Skip to main page content
Access keys NCBI Homepage MyNCBI Homepage Main Content Main Navigation
. 2014 May 29;4:5068.
doi: 10.1038/srep05068.

Effect of Panel Shape of Soccer Ball on Its Flight Characteristics

Affiliations
Free PMC article

Effect of Panel Shape of Soccer Ball on Its Flight Characteristics

Sungchan Hong et al. Sci Rep. .
Free PMC article

Abstract

Soccer balls are typically constructed from 32 pentagonal and hexagonal panels. Recently, however, newer balls named Cafusa, Teamgeist 2, and Jabulani were respectively produced from 32, 14, and 8 panels with shapes and designs dramatically different from those of conventional balls. The newest type of ball, named Brazuca, was produced from six panels and will be used in the 2014 FIFA World Cup in Brazil. There have, however, been few studies on the aerodynamic properties of balls constructed from different numbers and shapes of panels. Hence, we used wind tunnel tests and a kick-robot to examine the relationship between the panel shape and orientation of modern soccer balls and their aerodynamic and flight characteristics. We observed a correlation between the wind tunnel test results and the actual ball trajectories, and also clarified how the panel characteristics affected the flight of the ball, which enabled prediction of the trajectory.

Figures

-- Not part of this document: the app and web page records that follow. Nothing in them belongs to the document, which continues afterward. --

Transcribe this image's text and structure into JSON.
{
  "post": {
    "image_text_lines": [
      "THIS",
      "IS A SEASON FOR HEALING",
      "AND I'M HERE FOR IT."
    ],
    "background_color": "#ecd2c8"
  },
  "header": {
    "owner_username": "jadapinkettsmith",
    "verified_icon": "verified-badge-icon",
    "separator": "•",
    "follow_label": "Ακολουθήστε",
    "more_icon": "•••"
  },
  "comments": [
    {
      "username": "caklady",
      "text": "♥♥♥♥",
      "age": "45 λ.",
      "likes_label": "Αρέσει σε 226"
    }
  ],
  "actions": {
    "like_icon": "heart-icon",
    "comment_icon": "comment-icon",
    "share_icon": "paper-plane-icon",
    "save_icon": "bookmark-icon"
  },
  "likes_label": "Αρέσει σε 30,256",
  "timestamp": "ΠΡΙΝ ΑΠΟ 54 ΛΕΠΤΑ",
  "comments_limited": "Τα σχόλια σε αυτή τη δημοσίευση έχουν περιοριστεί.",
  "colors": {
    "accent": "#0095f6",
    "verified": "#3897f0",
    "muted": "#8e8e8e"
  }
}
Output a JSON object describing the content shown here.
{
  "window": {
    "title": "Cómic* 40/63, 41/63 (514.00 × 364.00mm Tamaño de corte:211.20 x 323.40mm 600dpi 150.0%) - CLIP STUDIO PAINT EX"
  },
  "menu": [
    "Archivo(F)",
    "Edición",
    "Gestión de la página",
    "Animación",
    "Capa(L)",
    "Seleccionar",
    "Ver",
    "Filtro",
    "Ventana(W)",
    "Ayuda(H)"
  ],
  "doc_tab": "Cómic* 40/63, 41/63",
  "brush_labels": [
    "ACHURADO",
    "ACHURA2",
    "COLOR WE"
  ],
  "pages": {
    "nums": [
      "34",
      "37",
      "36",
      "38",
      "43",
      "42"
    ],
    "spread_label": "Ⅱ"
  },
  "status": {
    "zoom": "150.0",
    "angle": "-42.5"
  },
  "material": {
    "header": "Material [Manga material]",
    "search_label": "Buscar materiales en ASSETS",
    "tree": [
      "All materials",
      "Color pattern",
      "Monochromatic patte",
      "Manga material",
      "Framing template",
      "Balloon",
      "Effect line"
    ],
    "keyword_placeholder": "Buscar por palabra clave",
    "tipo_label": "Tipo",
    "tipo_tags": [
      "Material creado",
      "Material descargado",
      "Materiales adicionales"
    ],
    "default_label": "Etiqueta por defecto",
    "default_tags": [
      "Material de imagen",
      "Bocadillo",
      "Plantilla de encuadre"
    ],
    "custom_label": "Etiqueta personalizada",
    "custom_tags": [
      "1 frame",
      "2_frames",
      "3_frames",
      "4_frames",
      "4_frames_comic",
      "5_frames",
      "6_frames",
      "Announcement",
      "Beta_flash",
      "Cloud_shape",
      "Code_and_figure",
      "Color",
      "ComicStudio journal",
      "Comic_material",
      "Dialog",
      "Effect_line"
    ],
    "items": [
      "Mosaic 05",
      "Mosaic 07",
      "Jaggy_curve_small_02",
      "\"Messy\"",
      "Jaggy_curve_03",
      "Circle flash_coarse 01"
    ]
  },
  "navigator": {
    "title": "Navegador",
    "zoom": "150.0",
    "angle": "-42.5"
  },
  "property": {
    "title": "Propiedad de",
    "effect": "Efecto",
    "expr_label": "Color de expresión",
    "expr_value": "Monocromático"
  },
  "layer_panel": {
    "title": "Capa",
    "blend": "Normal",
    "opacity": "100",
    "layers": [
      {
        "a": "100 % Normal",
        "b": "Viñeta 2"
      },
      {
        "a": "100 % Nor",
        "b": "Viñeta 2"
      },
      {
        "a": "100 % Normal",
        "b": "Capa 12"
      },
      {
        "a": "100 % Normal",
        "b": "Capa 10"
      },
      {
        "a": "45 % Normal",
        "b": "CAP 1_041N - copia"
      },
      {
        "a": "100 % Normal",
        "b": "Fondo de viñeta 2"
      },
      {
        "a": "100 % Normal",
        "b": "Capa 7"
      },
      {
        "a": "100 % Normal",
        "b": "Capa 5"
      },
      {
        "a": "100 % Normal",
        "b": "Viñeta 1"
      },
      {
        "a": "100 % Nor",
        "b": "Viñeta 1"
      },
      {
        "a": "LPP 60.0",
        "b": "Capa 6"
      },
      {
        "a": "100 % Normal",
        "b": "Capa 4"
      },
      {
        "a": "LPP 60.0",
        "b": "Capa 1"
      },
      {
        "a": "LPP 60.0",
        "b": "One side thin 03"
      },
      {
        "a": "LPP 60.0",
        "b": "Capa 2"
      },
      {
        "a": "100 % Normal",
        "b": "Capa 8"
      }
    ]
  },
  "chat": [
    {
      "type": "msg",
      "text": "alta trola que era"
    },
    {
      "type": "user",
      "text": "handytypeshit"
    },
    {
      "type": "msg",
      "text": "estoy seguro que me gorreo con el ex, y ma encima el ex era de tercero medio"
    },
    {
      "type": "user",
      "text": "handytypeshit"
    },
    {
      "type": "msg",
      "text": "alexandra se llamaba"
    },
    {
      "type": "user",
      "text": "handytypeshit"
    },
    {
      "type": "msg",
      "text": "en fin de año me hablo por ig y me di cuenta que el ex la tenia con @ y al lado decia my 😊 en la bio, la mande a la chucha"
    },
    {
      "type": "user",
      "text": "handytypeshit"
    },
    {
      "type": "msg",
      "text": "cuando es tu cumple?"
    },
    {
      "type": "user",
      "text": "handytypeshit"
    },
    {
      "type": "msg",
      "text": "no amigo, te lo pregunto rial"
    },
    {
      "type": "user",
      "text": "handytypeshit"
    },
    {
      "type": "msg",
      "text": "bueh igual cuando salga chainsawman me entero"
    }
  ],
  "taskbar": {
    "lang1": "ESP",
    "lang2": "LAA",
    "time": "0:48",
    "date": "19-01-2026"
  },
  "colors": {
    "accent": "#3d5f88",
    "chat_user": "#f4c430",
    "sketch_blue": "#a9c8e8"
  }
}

Figure 1
Figure 1. Photograph of the wind tunnel test setup.
Figure 2
Figure 2. Soccer balls used for the test and their panel orientations.
(a, b) Adidas Brazuca: small dimple and six panels, (c, d) Adidas Cafusa: small grip texture and 32 modified panels, (e, f) Adidas Jabulani: small ridges or protrusions and eight panels, (g, h) Adidas Teamgeist 2: small protuberances and 14 panels; (i, j) Molten Vantaggio (conventional soccer ball): smooth surface and 32 pentagonal and hexagonal panels. (Photo by S.H.).
Figure 3
Figure 3. Variation of the drag coefficient with the type of ball and panel orientation: (a) Brazuca, (b) Cafusa, (c) Jabulani, (d) Teamgeist 2, (e) conventional ball.
Figure 4
Figure 4. Scatter plots of the side and lift forces of the balls and SDs of the respective forces for each flow velocity (after 9 s).
As the flow velocity increased from 20 m·s−1 (a–j) to 30 m·s−1 (a-1– j-1), the irregular fluctuations of the side and lift forces increased. The SD of the side (k) and lift (l) forces increased with increasing flow velocity.
Figure 5
Figure 5. Correlation between the growth rate of the SD of the side and lift forces with increasing flow velocity and the extended total distance of the panel bond.
Figure 6
Figure 6. Amplitude with respect to unsteady aerodynamic forces (blue line: side force, red line: lift force) of soccer balls derived using FFT at flow speed of 30 m·s−1.
(a, b) Brazuca, (c, d) Cafusa, (e, f) Jabulani, (g, h) Teamgeist 2, and (i, j) conventional ball.
Figure 7
Figure 7. Comparison of the flight characteristics (points of impact) of the different balls for different panel orientations (initial launch velocity of 30 m·s−1 and angle of 15°).
(a) Brazuca, (b) Cafusa, (c) Jabulani, (d) Teamgeist 2, (e) conventional ball.
Figure 8
Figure 8. Correlations between the standard deviations of the wind tunnel tests and the kick robot tests.

Similar articles

See all similar articles

Cited by 2 articles

References

    1. Asai T. & Seo K. Aerodynamic drag of modern soccer balls. SpringerPlus 2, 171 (2013). - PMC - PubMed
    1. Passmore M. et al. The aerodynamic performance of a range of FIFA-approved footballs. Proceedings of the Institution of Mechanical Engineers, Part P: J. Sports Eng. Technol. 226, 61–70 (2012).
    1. Bray K. & Kerwin D. G. Modelling the flight of a soccer ball in a direct free kick. J. Sports Sci. 21, 75–85 (2003). - PubMed
    1. Cook B. G. & Goff J. E. Parameter space for successful soccer kicks. Eur. J. Phys. 27, 865–874 (2006).
    1. Myers T. G. & Mitchell S. L. A mathematical analysis of the motion of an in-flight soccer ball. Sports Eng. 16, 29–41 (2013).

Publication types

Feedback